United States v. Underwood, 50 MJ 271 (withdrawal of charges, de facto dismissal, preferral anew, a new Article 32 investigation, and referral to another court-martial did not clearly thwart military judge’s ruling denying government motion for a continuance where: (1) new trial date was four months after that requested in government’s motion for continuance; (2) reinvestigation and re-referral were not matters addressed by the military judge’s ruling denying the continuance; and (3) military judge stated that his ruling did not preclude the new preferral and burdensome procedural course of action selected by the convening authority to bring the charges to trial again).
(withdrawal of charges, de facto dismissal, preferral anew, a new Article 32 investigation, and referral to another court-martial after military judge’s ruling denying government motion for a continuance did not constitute illegal interference with the exercise of the judicial function because the convening authority’s actions did not violate any procedural rules of the Manual for Courts-Martial and thus did not constitute “illegal” interference with the judicial function).
(withdrawal and re-referral of charges was proper under RCM 604(b) when done to further the legitimate command objective of accommodating a victim’s schedule and avoid the issuance of a subpoena).
(appellant was not substantially prejudiced by withdrawal and re-referral of charges where: (1) re-referral was to the same level of court-martial; (2) trial was before the same military judge as first trial; (3) appellant lost no benefits from a favorable trial ruling as denial of a continuance created no legally cognizable right to a trial without a prosecution witness; (4) appellant was not in pretrial confinement; and (5) appellant made no pretrial motion at second court-martial alleging prejudicial trial delay).

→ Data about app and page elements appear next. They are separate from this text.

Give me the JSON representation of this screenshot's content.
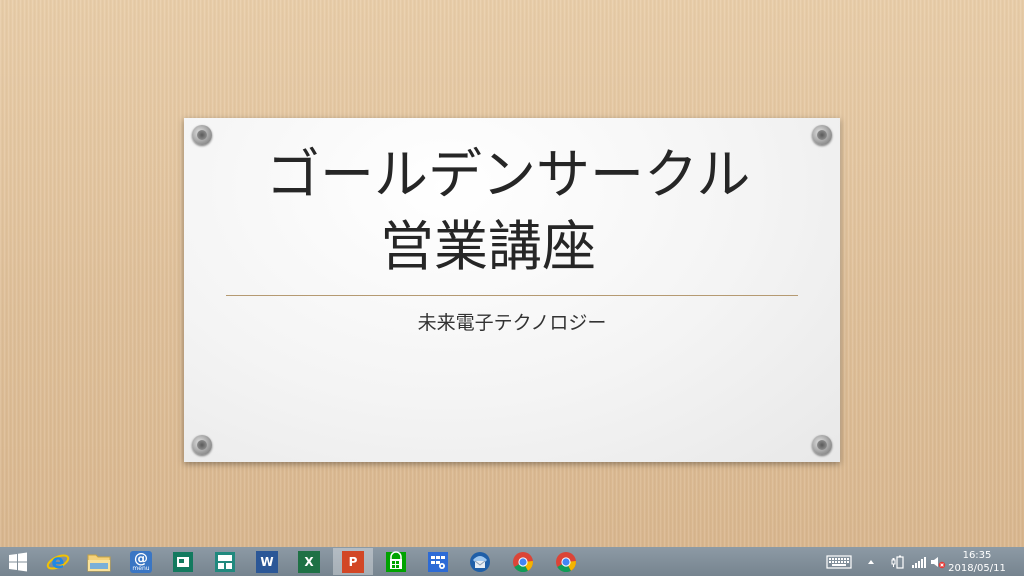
{
  "slide": {
    "title_line1": "ゴールデンサークル",
    "title_line2": "営業講座",
    "subtitle": "未来電子テクノロジー"
  },
  "taskbar": {
    "apps": [
      {
        "name": "start-button",
        "icon": "windows-logo-icon"
      },
      {
        "name": "internet-explorer",
        "icon": "internet-explorer-icon"
      },
      {
        "name": "file-explorer",
        "icon": "folder-icon"
      },
      {
        "name": "mail-menu",
        "icon": "at-mail-icon",
        "label": "menu"
      },
      {
        "name": "publisher",
        "icon": "publisher-icon"
      },
      {
        "name": "tiles-app",
        "icon": "tiles-icon"
      },
      {
        "name": "word",
        "icon": "word-icon",
        "label": "W"
      },
      {
        "name": "excel",
        "icon": "excel-icon",
        "label": "X"
      },
      {
        "name": "powerpoint",
        "icon": "powerpoint-icon",
        "label": "P",
        "active": true
      },
      {
        "name": "store",
        "icon": "store-icon"
      },
      {
        "name": "control-panel",
        "icon": "control-panel-icon"
      },
      {
        "name": "thunderbird",
        "icon": "thunderbird-icon"
      },
      {
        "name": "chrome",
        "icon": "chrome-icon"
      },
      {
        "name": "chrome-alt",
        "icon": "chrome-icon"
      }
    ],
    "clock": {
      "time": "16:35",
      "date": "2018/05/11"
    },
    "tray_icons": [
      "keyboard-icon",
      "show-hidden-icons-arrow",
      "battery-plug-icon",
      "signal-bars-icon",
      "volume-muted-icon"
    ],
    "colors": {
      "taskbar": "#7e8c98",
      "desk": "#e2c39e",
      "divider": "#b59a72"
    }
  }
}
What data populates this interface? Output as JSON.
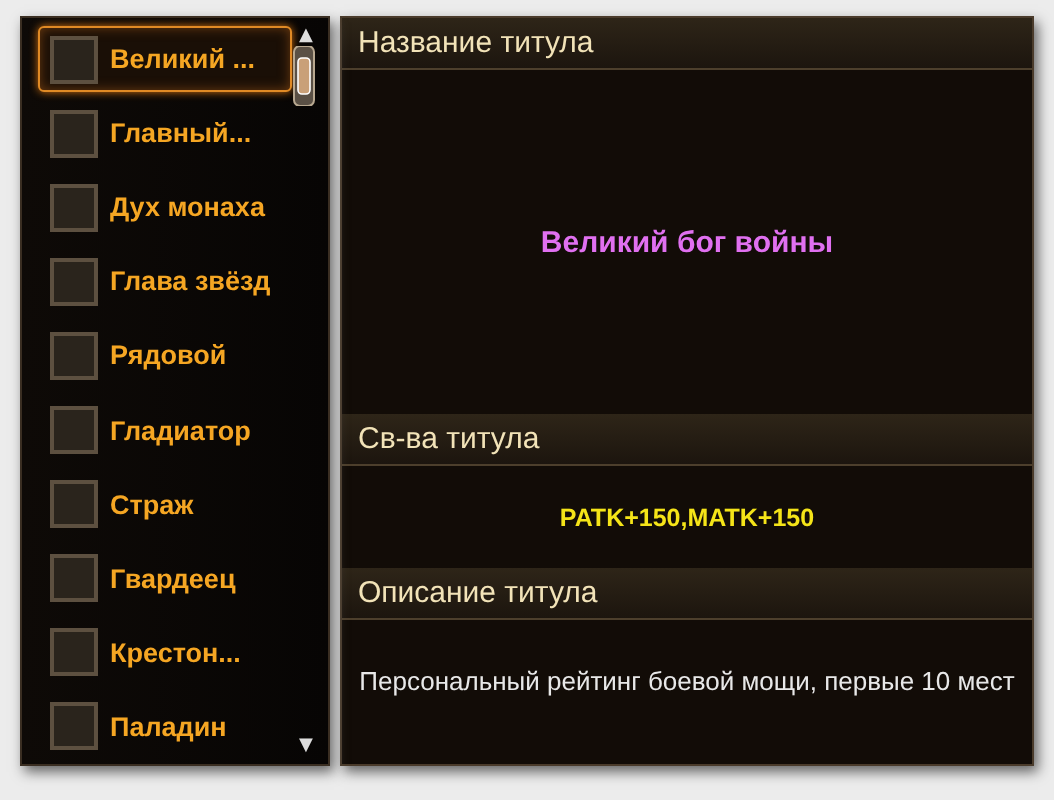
{
  "titles": [
    {
      "label": "Великий ...",
      "selected": true,
      "checked": false
    },
    {
      "label": "Главный...",
      "selected": false,
      "checked": false
    },
    {
      "label": "Дух монаха",
      "selected": false,
      "checked": false
    },
    {
      "label": "Глава звёзд",
      "selected": false,
      "checked": false
    },
    {
      "label": "Рядовой",
      "selected": false,
      "checked": false
    },
    {
      "label": "Гладиатор",
      "selected": false,
      "checked": false
    },
    {
      "label": "Страж",
      "selected": false,
      "checked": false
    },
    {
      "label": "Гвардеец",
      "selected": false,
      "checked": false
    },
    {
      "label": "Крестон...",
      "selected": false,
      "checked": false
    },
    {
      "label": "Паладин",
      "selected": false,
      "checked": false
    }
  ],
  "scroll": {
    "up": "▲",
    "down": "▼"
  },
  "sections": [
    {
      "heading": "Название титула",
      "kind": "name",
      "text": "Великий бог войны"
    },
    {
      "heading": "Св-ва титула",
      "kind": "stats",
      "text": "PATK+150,MATK+150"
    },
    {
      "heading": "Описание титула",
      "kind": "description",
      "text": "Персональный рейтинг боевой мощи, первые 10 мест"
    }
  ]
}
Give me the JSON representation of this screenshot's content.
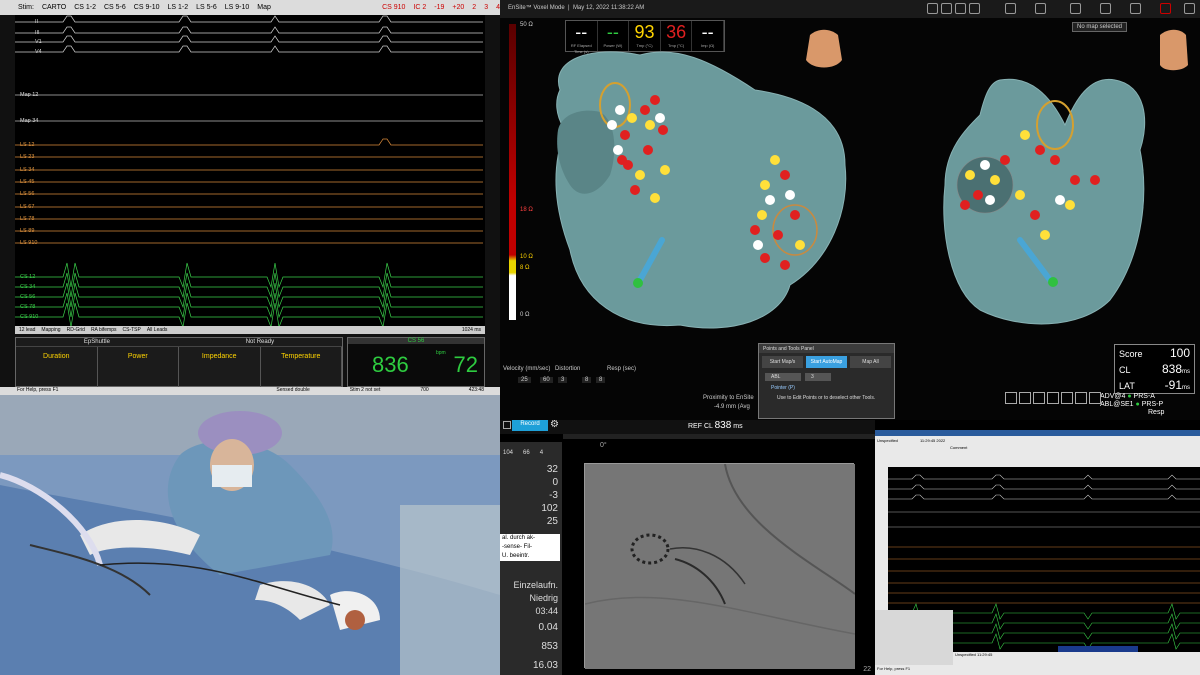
{
  "egm": {
    "toolbar": {
      "mode": "Stim:",
      "srcs": [
        "CARTO",
        "CS 1-2",
        "CS 5-6",
        "CS 9-10",
        "LS 1-2",
        "LS 5-6",
        "LS 9-10"
      ],
      "map": "Map",
      "right": "CS 910",
      "right2": "IC 2",
      "right3": "-19",
      "right4": "+20",
      "right5": "2",
      "right6": "3",
      "right7": "4"
    },
    "leads": [
      "II",
      "III",
      "V1",
      "V4",
      "Map 12",
      "Map 34",
      "LS 12",
      "LS 23",
      "LS 34",
      "LS 45",
      "LS 56",
      "LS 67",
      "LS 78",
      "LS 89",
      "LS 910",
      "CS 12",
      "CS 34",
      "CS 56",
      "CS 78",
      "CS 910"
    ],
    "tabs": [
      "12 lead",
      "Mapping",
      "RD-Grid",
      "RA bifemps",
      "CS-TSP",
      "All Leads"
    ],
    "timebase": "1024 ms",
    "ablation": {
      "title": "EpShuttle",
      "state": "Not Ready",
      "cols": [
        "Duration",
        "Power",
        "Impedance",
        "Temperature"
      ]
    },
    "cs_box": {
      "label": "CS 56",
      "cl": "836",
      "bpm": "72",
      "unit": "bpm"
    },
    "status": {
      "help": "For Help, press F1",
      "sensed": "Sensed double",
      "stim": "Stim 2 not set",
      "ms": "700",
      "time": "423:48"
    }
  },
  "map": {
    "title": "EnSite™ Voxel Mode",
    "date": "May 12, 2022 11:38:22 AM",
    "no_map": "No map selected",
    "metrics": [
      {
        "value": "--",
        "label": "RF Elapsed Time (s)",
        "color": "#ffffff"
      },
      {
        "value": "--",
        "label": "Power (W)",
        "color": "#2ecc40"
      },
      {
        "value": "93",
        "label": "Tmp (°C)",
        "color": "#ffd400"
      },
      {
        "value": "36",
        "label": "Tmp (°C)",
        "color": "#e02020"
      },
      {
        "value": "--",
        "label": "Imp (Ω)",
        "color": "#ffffff"
      }
    ],
    "scale_labels": [
      "50 Ω",
      "18 Ω",
      "10 Ω",
      "8 Ω",
      "0 Ω"
    ],
    "velocity": "Velocity (mm/sec)",
    "distortion": "Distortion",
    "resp": "Resp (sec)",
    "velocity_vals": [
      "25",
      "60",
      "3",
      "8",
      "8"
    ],
    "proximity": "Proximity to EnSite",
    "proximity_val": "-4.9 mm (Avg",
    "panel": {
      "title": "Points and Tools Panel",
      "btns": [
        "Start Map/s",
        "Start AutoMap",
        "Map All"
      ],
      "sel1": "ABL",
      "sel2": "3",
      "pointer": "Pointer (P)",
      "hint": "Use to Edit Points or to deselect other Tools."
    },
    "score": {
      "score_label": "Score",
      "score": "100",
      "cl_label": "CL",
      "cl": "838",
      "cl_unit": "ms",
      "lat_label": "LAT",
      "lat": "-91",
      "lat_unit": "ms"
    },
    "catheters": [
      {
        "name": "ADV@4",
        "status": "PRS-A"
      },
      {
        "name": "ABL@SE1",
        "status": "PRS-P"
      },
      {
        "name": "",
        "status": "Resp"
      }
    ],
    "colors": {
      "accent": "#3aa0e0",
      "ok": "#2ecc40"
    }
  },
  "fluoro": {
    "record": "Record",
    "ref": "REF",
    "cl_label": "CL",
    "cl": "838",
    "cl_unit": "ms",
    "angle": "0°",
    "side": {
      "head": [
        "104",
        "66",
        "4"
      ],
      "vals": [
        "32",
        "0",
        "-3",
        "102",
        "25"
      ],
      "note": [
        "al. durch ak-",
        "-sense- Fil-",
        "U. beeintr."
      ],
      "mode1": "Einzelaufn.",
      "mode2": "Niedrig",
      "time": "03:44",
      "dose": "0.04",
      "dap": "853",
      "kv": "16.03"
    },
    "counter": "22"
  },
  "egm2": {
    "title": "Unspecified",
    "time": "11:29:45 2022",
    "rows": [
      "Unspecified",
      "Unspecified",
      "Unspecified"
    ],
    "rowtimes": [
      "11:28:0",
      "11:28:24",
      "11:29:45"
    ],
    "comment": "Comment",
    "help": "For Help, press F1"
  }
}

United States v. Haagenson, 52 MJ 34 (convening authority or superior competent authority may withdraw charges from a court-martial at any time before findings are announced, and such charges may be re-referred to another court-martial unless the withdrawal was for in improper reason; RCM 604(a), (b), and Discussion thereto).